[Start of Attachment]
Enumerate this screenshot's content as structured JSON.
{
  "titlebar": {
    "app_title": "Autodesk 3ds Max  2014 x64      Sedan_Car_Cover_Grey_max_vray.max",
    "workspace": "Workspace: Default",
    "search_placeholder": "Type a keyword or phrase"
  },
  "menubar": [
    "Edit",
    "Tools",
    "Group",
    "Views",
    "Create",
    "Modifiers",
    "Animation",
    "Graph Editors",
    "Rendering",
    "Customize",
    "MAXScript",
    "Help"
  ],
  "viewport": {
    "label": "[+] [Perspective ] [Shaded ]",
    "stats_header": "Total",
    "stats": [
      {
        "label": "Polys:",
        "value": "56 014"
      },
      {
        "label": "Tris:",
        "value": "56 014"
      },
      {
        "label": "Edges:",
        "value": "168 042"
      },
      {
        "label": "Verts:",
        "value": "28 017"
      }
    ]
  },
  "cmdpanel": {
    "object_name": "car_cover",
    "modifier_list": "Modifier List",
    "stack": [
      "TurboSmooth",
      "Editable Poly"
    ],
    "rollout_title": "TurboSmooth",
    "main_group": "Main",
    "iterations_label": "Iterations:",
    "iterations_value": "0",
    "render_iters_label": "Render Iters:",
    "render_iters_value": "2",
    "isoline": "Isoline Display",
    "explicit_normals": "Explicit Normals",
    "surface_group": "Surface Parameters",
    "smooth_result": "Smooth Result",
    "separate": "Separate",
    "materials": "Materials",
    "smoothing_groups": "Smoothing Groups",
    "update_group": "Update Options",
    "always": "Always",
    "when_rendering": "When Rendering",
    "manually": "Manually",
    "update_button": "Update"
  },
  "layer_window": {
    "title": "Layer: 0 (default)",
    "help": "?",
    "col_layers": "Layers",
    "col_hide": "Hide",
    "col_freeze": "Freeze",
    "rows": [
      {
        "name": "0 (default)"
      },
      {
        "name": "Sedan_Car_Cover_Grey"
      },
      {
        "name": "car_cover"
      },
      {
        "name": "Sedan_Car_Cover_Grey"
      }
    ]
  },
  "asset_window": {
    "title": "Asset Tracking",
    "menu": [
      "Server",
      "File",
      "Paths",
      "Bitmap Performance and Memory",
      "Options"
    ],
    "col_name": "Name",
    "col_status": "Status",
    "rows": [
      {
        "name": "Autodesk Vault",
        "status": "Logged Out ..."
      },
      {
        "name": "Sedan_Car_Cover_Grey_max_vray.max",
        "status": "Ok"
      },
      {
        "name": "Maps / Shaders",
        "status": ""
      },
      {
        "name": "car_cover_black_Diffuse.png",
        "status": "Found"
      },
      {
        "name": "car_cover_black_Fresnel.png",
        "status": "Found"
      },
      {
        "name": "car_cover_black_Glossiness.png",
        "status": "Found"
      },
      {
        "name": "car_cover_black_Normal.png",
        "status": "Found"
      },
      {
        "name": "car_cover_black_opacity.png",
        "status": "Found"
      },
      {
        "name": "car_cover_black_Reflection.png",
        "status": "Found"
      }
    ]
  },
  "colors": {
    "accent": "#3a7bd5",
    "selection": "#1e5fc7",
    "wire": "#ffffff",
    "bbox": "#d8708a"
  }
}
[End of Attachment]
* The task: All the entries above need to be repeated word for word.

* Completed exercise:
Enumerate this screenshot's content as structured JSON.
{
  "titlebar": {
    "app_title": "Autodesk 3ds Max  2014 x64      Sedan_Car_Cover_Grey_max_vray.max",
    "workspace": "Workspace: Default",
    "search_placeholder": "Type a keyword or phrase"
  },
  "menubar": [
    "Edit",
    "Tools",
    "Group",
    "Views",
    "Create",
    "Modifiers",
    "Animation",
    "Graph Editors",
    "Rendering",
    "Customize",
    "MAXScript",
    "Help"
  ],
  "viewport": {
    "label": "[+] [Perspective ] [Shaded ]",
    "stats_header": "Total",
    "stats": [
      {
        "label": "Polys:",
        "value": "56 014"
      },
      {
        "label": "Tris:",
        "value": "56 014"
      },
      {
        "label": "Edges:",
        "value": "168 042"
      },
      {
        "label": "Verts:",
        "value": "28 017"
      }
    ]
  },
  "cmdpanel": {
    "object_name": "car_cover",
    "modifier_list": "Modifier List",
    "stack": [
      "TurboSmooth",
      "Editable Poly"
    ],
    "rollout_title": "TurboSmooth",
    "main_group": "Main",
    "iterations_label": "Iterations:",
    "iterations_value": "0",
    "render_iters_label": "Render Iters:",
    "render_iters_value": "2",
    "isoline": "Isoline Display",
    "explicit_normals": "Explicit Normals",
    "surface_group": "Surface Parameters",
    "smooth_result": "Smooth Result",
    "separate": "Separate",
    "materials": "Materials",
    "smoothing_groups": "Smoothing Groups",
    "update_group": "Update Options",
    "always": "Always",
    "when_rendering": "When Rendering",
    "manually": "Manually",
    "update_button": "Update"
  },
  "layer_window": {
    "title": "Layer: 0 (default)",
    "help": "?",
    "col_layers": "Layers",
    "col_hide": "Hide",
    "col_freeze": "Freeze",
    "rows": [
      {
        "name": "0 (default)"
      },
      {
        "name": "Sedan_Car_Cover_Grey"
      },
      {
        "name": "car_cover"
      },
      {
        "name": "Sedan_Car_Cover_Grey"
      }
    ]
  },
  "asset_window": {
    "title": "Asset Tracking",
    "menu": [
      "Server",
      "File",
      "Paths",
      "Bitmap Performance and Memory",
      "Options"
    ],
    "col_name": "Name",
    "col_status": "Status",
    "rows": [
      {
        "name": "Autodesk Vault",
        "status": "Logged Out ..."
      },
      {
        "name": "Sedan_Car_Cover_Grey_max_vray.max",
        "status": "Ok"
      },
      {
        "name": "Maps / Shaders",
        "status": ""
      },
      {
        "name": "car_cover_black_Diffuse.png",
        "status": "Found"
      },
      {
        "name": "car_cover_black_Fresnel.png",
        "status": "Found"
      },
      {
        "name": "car_cover_black_Glossiness.png",
        "status": "Found"
      },
      {
        "name": "car_cover_black_Normal.png",
        "status": "Found"
      },
      {
        "name": "car_cover_black_opacity.png",
        "status": "Found"
      },
      {
        "name": "car_cover_black_Reflection.png",
        "status": "Found"
      }
    ]
  },
  "colors": {
    "accent": "#3a7bd5",
    "selection": "#1e5fc7",
    "wire": "#ffffff",
    "bbox": "#d8708a"
  }
}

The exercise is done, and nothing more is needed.